Exercise:
Leave every image behind and restate the data word for word.

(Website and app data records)
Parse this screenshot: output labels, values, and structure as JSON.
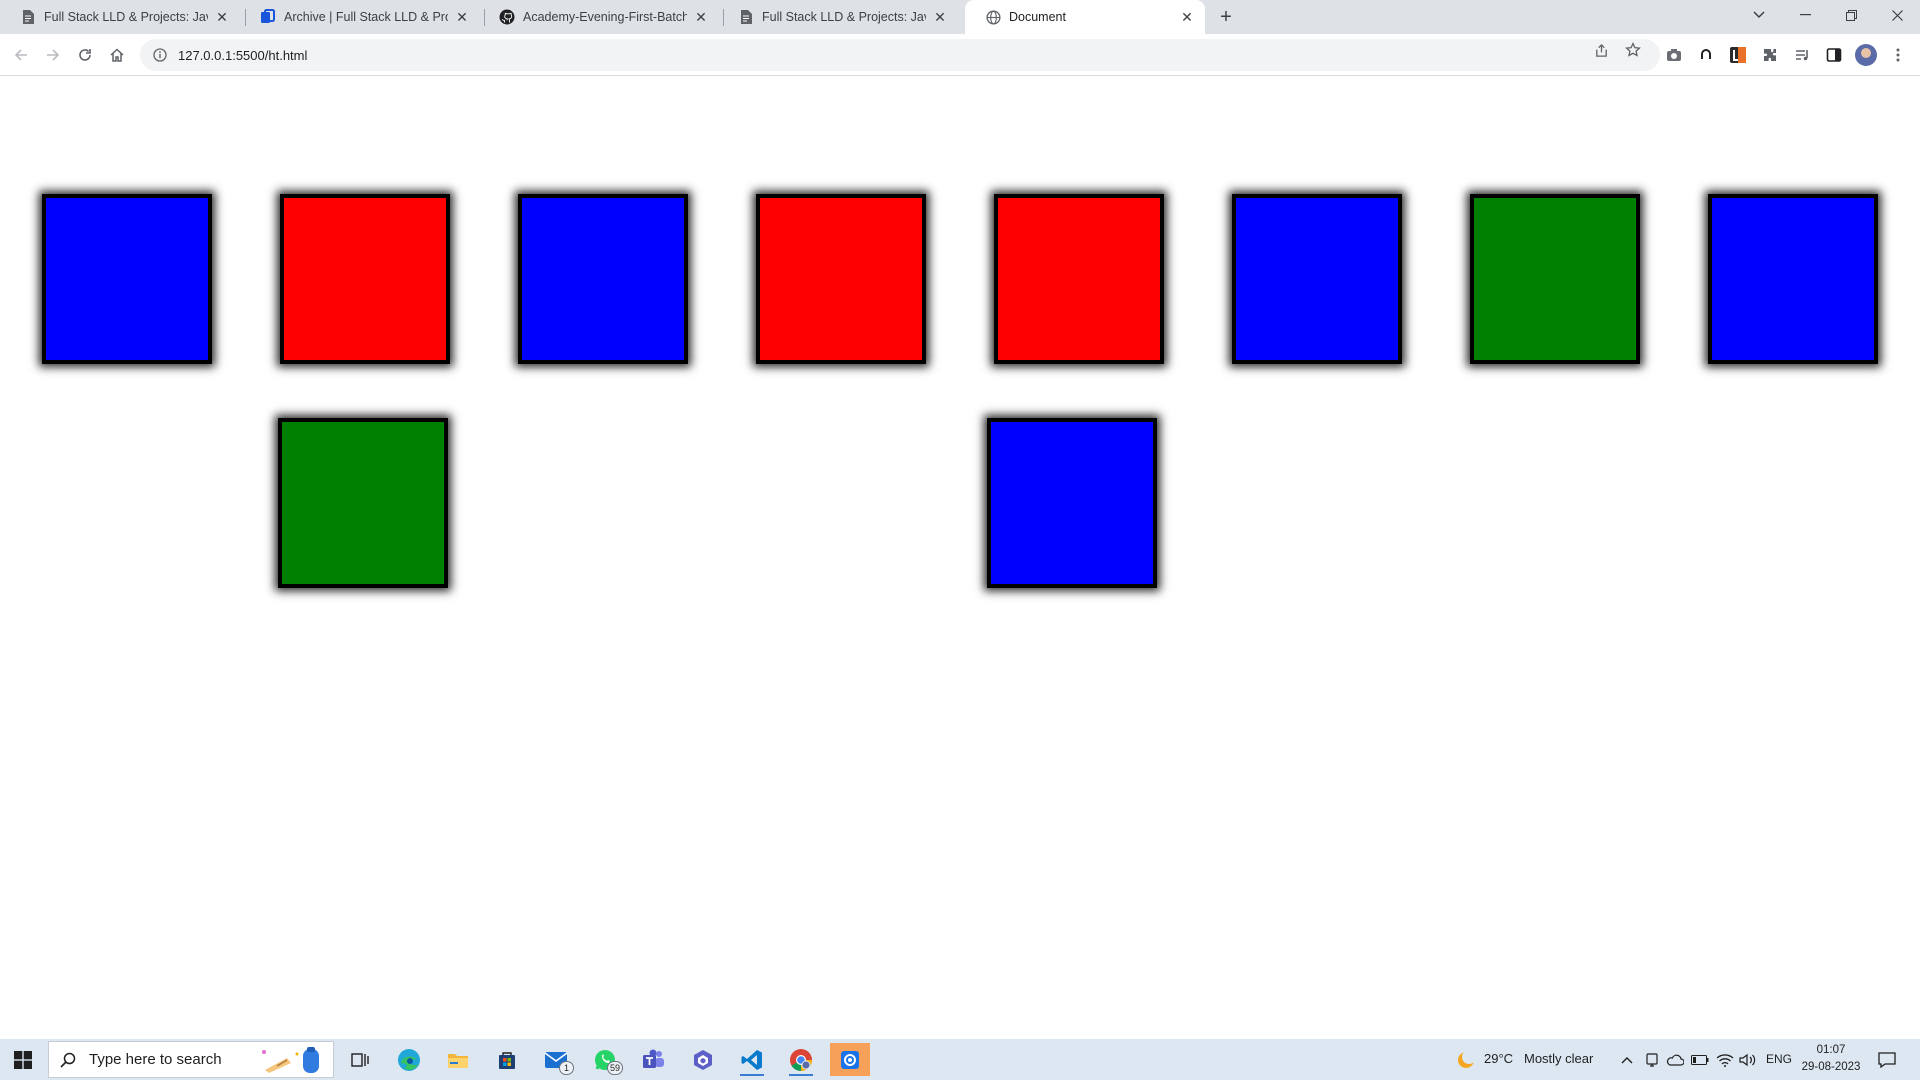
{
  "browser": {
    "tabs": [
      {
        "title": "Full Stack LLD & Projects: JavaScript",
        "icon": "document-icon",
        "active": false
      },
      {
        "title": "Archive | Full Stack LLD & Projects",
        "icon": "archive-icon",
        "active": false
      },
      {
        "title": "Academy-Evening-First-Batch--Full",
        "icon": "github-icon",
        "active": false
      },
      {
        "title": "Full Stack LLD & Projects: JavaScript",
        "icon": "document-icon",
        "active": false
      },
      {
        "title": "Document",
        "icon": "globe-icon",
        "active": true
      }
    ],
    "address_bar": {
      "url": "127.0.0.1:5500/ht.html"
    }
  },
  "page": {
    "boxes": [
      {
        "color": "blue"
      },
      {
        "color": "red"
      },
      {
        "color": "blue"
      },
      {
        "color": "red"
      },
      {
        "color": "red"
      },
      {
        "color": "blue"
      },
      {
        "color": "green"
      },
      {
        "color": "blue"
      },
      {
        "color": "green"
      },
      {
        "color": "blue"
      }
    ]
  },
  "taskbar": {
    "search_placeholder": "Type here to search",
    "mail_badge": "1",
    "whatsapp_badge": "59",
    "weather": {
      "temp": "29°C",
      "condition": "Mostly clear"
    },
    "language": "ENG",
    "time": "01:07",
    "date": "29-08-2023"
  },
  "colors": {
    "blue": "#0000ff",
    "red": "#ff0000",
    "green": "#008000",
    "tabstrip": "#dee1e6",
    "taskbar": "#dde7f1"
  }
}
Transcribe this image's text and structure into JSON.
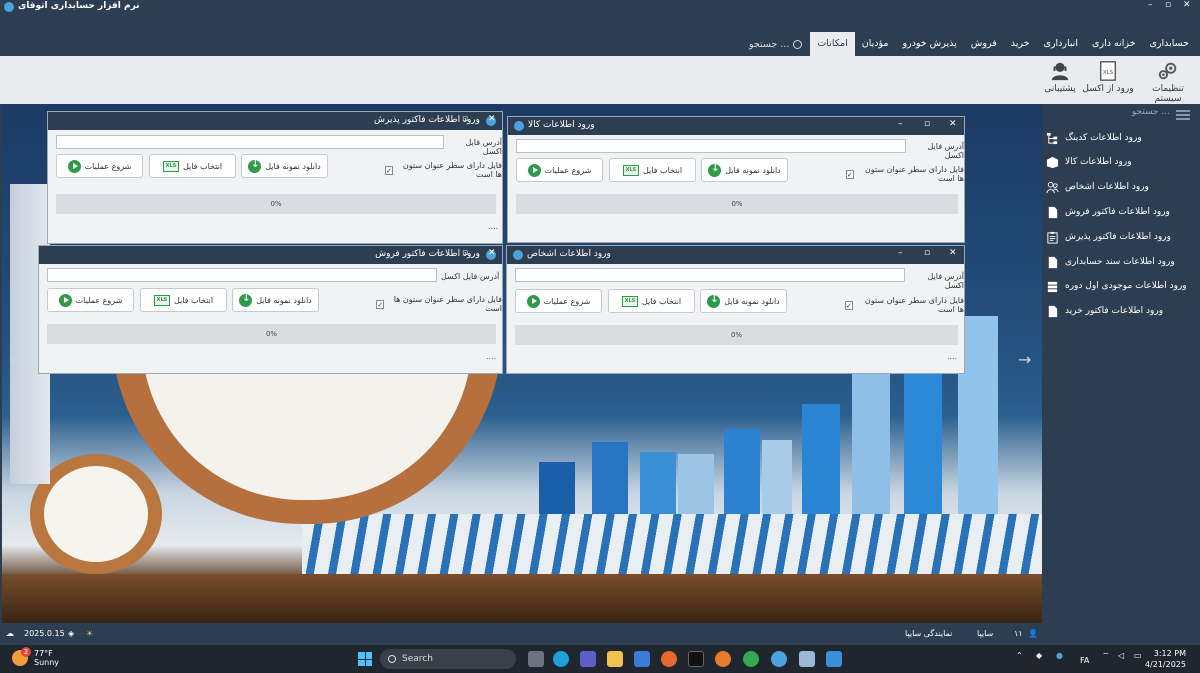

Response area:
Parse this screenshot: output labels, values, and structure as JSON.
{
  "browser": {
    "tabs": [
      {
        "title": "Full Stack LLD & Projects: JavaScript",
        "icon": "document-icon",
        "active": false
      },
      {
        "title": "Archive | Full Stack LLD & Projects",
        "icon": "archive-icon",
        "active": false
      },
      {
        "title": "Academy-Evening-First-Batch--Full",
        "icon": "github-icon",
        "active": false
      },
      {
        "title": "Full Stack LLD & Projects: JavaScript",
        "icon": "document-icon",
        "active": false
      },
      {
        "title": "Document",
        "icon": "globe-icon",
        "active": true
      }
    ],
    "address_bar": {
      "url": "127.0.0.1:5500/ht.html"
    }
  },
  "page": {
    "boxes": [
      {
        "color": "blue"
      },
      {
        "color": "red"
      },
      {
        "color": "blue"
      },
      {
        "color": "red"
      },
      {
        "color": "red"
      },
      {
        "color": "blue"
      },
      {
        "color": "green"
      },
      {
        "color": "blue"
      },
      {
        "color": "green"
      },
      {
        "color": "blue"
      }
    ]
  },
  "taskbar": {
    "search_placeholder": "Type here to search",
    "mail_badge": "1",
    "whatsapp_badge": "59",
    "weather": {
      "temp": "29°C",
      "condition": "Mostly clear"
    },
    "language": "ENG",
    "time": "01:07",
    "date": "29-08-2023"
  },
  "colors": {
    "blue": "#0000ff",
    "red": "#ff0000",
    "green": "#008000",
    "tabstrip": "#dee1e6",
    "taskbar": "#dde7f1"
  }
}
Transcribe this image's text and structure into JSON.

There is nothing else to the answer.